// The Tea Alley & Huaxi Street Night Market

The tour keeps going with us moving to another area nearby. Contradictory enough, right next to such a holistic place like Bangka Lungshan Temple, stands along a red-light area with such an antique name – The Tea Alley. The area was established since when Wanhua district was still embracing its wealthy status. People used to come to the alley to have afternoon tea with lovely ladies, which is actually a perfect cover for the prostitution activities here. The alley is still quite active until now. It just seems that modernization has slowly turned all the alluring “tea shops” into hectic restaurants, KTV and eateries.

Huaxi Street Night Market. Photo Credit: taipeitravelgeek.com

At the end of the tour, our tour guide led us further and further into the bustling nightlife of Taiwanese people in the Snake Alley and the Huaxi Street Night Market. Every corner of these two locations gave me a soft touch of life in Vietnam the early 2000s, in which people still have to struggle by any means to make ends meet after the wartime. At the night market, multiple types of food with low prices for people who do labor work to get by and have late-night meals before they head back home with their families. The LED lights brighten the dark street, lighten the lively faces of hustlers in the middle of a humid rainy night in Taiwan. 

Pig leg noodle & duck blood jelly at Huaxi Street Night Market

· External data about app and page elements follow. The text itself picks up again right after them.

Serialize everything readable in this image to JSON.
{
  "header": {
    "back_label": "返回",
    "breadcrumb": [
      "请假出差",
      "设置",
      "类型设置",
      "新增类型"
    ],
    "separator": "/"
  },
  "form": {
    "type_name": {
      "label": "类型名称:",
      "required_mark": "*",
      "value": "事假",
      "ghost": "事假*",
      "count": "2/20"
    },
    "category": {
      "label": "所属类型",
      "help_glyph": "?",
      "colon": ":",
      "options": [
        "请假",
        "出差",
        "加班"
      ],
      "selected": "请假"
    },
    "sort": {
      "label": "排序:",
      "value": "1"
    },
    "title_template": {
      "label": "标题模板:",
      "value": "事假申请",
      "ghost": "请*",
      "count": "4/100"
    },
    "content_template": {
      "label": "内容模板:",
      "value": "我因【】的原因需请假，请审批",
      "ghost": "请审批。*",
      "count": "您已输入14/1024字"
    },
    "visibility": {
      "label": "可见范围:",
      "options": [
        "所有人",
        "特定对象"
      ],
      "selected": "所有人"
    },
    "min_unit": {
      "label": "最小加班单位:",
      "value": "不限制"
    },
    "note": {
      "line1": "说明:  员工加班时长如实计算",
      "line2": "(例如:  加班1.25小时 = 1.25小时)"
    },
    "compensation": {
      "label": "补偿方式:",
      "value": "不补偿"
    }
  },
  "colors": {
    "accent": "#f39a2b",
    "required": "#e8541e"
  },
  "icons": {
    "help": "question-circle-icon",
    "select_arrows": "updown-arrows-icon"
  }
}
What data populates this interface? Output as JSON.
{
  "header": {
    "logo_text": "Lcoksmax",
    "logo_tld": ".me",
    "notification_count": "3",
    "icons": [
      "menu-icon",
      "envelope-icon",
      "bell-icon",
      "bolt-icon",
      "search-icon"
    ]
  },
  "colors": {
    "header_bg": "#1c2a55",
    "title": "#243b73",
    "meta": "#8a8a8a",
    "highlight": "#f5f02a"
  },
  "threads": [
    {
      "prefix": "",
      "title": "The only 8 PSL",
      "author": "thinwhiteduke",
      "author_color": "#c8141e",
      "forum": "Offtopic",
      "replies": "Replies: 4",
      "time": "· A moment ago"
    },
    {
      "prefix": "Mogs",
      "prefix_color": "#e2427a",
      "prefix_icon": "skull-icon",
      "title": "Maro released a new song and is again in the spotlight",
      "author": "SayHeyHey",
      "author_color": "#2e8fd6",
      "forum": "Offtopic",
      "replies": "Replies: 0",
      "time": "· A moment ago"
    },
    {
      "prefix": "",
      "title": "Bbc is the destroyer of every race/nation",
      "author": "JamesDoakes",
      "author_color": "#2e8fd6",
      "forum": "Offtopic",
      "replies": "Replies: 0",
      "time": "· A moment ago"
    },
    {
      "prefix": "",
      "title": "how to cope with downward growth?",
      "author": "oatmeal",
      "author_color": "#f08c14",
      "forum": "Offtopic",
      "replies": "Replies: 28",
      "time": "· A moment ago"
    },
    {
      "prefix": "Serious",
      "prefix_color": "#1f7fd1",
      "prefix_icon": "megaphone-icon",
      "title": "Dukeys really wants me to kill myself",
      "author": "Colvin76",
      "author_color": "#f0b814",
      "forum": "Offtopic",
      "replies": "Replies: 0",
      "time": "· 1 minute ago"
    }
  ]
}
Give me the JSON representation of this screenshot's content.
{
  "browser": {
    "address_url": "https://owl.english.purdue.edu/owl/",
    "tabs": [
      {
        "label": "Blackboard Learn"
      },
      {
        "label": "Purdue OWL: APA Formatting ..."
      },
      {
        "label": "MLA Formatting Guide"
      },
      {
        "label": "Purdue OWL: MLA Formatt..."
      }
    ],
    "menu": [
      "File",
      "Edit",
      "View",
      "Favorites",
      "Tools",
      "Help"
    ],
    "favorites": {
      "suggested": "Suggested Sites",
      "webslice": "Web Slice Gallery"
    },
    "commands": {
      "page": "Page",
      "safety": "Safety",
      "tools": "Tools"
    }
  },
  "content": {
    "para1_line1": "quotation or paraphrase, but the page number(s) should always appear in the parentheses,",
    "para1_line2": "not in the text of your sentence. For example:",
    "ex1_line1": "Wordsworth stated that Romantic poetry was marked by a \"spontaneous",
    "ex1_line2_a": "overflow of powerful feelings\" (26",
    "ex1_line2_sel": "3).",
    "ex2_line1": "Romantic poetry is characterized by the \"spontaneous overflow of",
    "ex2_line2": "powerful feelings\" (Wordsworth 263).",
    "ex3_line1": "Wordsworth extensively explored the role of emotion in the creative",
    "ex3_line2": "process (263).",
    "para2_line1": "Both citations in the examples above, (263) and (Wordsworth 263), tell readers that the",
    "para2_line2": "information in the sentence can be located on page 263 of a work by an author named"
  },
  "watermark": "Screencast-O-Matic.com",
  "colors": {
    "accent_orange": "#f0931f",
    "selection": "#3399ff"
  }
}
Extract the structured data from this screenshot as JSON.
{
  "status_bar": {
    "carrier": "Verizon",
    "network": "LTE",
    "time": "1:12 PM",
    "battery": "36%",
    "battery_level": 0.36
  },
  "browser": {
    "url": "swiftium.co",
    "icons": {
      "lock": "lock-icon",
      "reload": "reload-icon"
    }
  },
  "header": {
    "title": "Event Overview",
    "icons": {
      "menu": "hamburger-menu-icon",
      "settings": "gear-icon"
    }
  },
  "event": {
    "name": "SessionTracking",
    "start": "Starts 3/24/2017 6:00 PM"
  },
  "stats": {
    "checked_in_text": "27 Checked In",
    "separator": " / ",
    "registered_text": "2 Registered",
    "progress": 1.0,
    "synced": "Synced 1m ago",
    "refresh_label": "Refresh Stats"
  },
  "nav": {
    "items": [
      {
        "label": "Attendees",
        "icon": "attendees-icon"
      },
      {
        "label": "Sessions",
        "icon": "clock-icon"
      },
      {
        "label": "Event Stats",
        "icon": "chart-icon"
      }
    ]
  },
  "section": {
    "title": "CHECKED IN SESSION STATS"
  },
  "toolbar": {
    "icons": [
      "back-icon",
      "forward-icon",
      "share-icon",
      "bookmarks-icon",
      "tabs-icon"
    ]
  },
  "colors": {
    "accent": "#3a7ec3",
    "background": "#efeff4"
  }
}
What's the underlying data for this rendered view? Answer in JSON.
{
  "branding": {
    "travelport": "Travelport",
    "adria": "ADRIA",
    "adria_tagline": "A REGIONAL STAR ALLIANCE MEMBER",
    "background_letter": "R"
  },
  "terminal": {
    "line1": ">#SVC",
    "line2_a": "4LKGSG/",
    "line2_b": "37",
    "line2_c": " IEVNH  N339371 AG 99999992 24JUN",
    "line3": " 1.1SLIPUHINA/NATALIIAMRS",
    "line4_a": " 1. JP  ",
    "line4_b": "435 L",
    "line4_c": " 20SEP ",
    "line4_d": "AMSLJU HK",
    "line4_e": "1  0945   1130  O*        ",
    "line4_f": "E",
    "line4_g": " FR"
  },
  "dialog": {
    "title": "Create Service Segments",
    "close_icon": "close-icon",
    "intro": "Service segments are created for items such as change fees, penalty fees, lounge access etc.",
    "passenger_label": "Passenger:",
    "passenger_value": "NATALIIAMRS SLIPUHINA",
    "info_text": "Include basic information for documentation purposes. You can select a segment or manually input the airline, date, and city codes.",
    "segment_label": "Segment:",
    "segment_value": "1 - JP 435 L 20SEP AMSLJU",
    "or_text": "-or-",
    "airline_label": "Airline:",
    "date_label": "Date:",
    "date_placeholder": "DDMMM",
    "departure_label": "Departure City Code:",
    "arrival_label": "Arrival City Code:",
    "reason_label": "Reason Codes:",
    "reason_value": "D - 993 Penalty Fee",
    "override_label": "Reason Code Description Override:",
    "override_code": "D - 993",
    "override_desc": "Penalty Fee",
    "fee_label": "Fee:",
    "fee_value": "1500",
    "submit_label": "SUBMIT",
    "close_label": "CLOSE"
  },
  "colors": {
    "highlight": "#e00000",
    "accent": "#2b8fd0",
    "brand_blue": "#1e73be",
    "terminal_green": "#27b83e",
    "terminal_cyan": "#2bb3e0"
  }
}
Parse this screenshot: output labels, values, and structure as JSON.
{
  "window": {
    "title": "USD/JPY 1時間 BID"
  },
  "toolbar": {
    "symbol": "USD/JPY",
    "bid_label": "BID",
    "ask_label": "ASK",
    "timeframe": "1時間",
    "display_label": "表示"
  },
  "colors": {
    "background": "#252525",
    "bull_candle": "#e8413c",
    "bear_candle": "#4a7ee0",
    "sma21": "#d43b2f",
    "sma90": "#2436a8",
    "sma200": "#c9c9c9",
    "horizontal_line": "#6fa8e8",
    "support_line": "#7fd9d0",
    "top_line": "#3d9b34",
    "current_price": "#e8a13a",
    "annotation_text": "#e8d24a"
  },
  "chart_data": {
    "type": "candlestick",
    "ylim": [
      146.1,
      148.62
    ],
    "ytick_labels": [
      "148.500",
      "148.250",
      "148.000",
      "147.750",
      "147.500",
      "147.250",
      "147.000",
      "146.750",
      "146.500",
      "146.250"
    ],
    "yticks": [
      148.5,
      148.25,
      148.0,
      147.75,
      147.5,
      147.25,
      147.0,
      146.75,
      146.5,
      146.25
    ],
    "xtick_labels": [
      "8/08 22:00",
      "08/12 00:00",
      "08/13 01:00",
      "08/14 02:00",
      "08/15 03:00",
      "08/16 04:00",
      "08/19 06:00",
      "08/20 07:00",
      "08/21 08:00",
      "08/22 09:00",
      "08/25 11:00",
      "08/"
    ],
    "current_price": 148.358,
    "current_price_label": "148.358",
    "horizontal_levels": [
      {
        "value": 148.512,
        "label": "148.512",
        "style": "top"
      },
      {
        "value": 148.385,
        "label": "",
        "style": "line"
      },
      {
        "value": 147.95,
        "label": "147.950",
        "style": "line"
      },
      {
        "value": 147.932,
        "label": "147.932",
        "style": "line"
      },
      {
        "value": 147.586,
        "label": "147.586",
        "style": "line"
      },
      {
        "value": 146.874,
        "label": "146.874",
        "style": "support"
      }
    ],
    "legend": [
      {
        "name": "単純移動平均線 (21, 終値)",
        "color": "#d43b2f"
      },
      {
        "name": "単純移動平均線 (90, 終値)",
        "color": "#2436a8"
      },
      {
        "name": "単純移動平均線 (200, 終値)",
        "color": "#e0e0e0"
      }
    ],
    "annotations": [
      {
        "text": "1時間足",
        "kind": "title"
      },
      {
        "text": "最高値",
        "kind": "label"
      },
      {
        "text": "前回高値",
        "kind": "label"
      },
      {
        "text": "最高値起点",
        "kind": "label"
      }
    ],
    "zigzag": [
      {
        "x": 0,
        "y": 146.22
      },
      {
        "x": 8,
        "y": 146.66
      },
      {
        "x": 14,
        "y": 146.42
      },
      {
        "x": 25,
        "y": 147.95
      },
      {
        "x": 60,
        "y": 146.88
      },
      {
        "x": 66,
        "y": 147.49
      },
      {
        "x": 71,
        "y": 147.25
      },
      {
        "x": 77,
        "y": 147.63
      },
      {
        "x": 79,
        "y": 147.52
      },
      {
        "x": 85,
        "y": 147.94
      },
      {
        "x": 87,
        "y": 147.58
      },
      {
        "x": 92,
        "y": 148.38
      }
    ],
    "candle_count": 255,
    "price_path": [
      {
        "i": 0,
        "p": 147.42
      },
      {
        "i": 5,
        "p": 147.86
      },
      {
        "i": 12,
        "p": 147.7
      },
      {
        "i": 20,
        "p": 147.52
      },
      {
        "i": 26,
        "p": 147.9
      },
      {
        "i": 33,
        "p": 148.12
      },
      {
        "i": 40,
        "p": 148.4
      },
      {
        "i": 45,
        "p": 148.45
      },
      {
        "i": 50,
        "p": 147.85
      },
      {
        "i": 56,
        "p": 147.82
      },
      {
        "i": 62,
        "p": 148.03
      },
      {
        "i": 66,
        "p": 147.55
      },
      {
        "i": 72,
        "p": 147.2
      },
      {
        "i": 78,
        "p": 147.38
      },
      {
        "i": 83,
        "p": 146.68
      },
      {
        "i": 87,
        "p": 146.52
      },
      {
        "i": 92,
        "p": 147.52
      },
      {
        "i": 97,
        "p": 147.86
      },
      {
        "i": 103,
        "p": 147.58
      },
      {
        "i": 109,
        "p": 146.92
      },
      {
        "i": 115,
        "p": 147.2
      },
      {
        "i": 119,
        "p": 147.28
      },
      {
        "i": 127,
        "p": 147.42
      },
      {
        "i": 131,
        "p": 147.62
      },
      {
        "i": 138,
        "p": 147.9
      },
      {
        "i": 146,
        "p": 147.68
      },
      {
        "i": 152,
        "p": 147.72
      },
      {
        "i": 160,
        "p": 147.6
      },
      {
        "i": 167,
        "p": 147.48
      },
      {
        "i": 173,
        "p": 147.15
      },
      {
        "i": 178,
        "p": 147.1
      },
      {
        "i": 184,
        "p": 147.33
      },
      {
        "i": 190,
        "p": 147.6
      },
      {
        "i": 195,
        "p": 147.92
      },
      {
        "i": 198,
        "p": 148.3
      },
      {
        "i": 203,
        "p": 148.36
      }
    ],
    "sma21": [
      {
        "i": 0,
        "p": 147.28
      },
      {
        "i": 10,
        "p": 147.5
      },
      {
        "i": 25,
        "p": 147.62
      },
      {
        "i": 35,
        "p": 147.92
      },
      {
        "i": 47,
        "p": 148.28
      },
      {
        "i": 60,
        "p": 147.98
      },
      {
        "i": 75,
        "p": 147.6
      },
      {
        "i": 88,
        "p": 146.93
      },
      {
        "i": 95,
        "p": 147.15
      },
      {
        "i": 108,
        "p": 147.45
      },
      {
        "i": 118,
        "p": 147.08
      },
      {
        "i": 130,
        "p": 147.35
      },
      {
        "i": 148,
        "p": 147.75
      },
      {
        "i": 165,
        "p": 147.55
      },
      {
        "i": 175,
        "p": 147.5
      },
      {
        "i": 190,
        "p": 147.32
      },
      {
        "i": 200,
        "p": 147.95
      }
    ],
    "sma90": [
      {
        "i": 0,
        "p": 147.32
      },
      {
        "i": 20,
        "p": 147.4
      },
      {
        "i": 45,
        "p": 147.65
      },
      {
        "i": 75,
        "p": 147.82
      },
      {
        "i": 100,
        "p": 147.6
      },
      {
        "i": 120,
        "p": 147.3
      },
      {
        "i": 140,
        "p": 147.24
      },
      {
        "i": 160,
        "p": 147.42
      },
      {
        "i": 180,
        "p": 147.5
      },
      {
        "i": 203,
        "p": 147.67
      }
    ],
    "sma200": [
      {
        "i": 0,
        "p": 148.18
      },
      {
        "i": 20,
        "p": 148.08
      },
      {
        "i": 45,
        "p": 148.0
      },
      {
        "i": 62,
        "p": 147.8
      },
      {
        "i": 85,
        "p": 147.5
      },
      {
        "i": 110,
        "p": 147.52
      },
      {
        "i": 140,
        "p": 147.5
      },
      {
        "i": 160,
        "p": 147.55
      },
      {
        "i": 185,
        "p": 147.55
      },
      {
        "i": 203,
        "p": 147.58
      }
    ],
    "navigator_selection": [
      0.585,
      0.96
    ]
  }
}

The tour ended with us separating our way at the night market to find some savory evening snacks after 3 hours of walking around. There were so many options to choose from, rice sausage, grilled king oyster mushroom, fish ball soup, fruits, etc. They all looked so irresistible to me. However!! as the weather was a bit chilly that day, I couldn’t help stopping by a noodle restaurant for some heart-warming noodle soup and a small bowl of chunky duck blood jelly. I know many of you guys might feel buzzed regarding the name, and the ingredients of the dishes. But, trust me, you don’t know how good food can be until you try it yourself.

My night came to an end after this filling meal. I got on the train to go back to my hostel and took a good long sleep, preparing for the next exciting journey the next day.

That’s it for day 1, thank you so much for reading!

I will continue writing about my travel experiences in the near future. Stay tuned for my next article of the next few days of my journey in Taiwan.

 

Check out my other posts about this solo trip in Taiwan here:

Taiwan // A full-on 5-day solo itinerary in Taiwan - Day 2 
Taiwan // A full-on 5-day solo itinerary in Taiwan - Day 3 
Taiwan // A full-on 5-day solo itinerary in Taiwan - Day 4 - Stay tuned
Taiwan // A full-on 5-day solo itinerary in Taiwan - Day 5 - Stay tuned
Taiwan // What to expect: Language, Culture, and Eatery
Taiwan // What to expect: Planning the trip & Reviews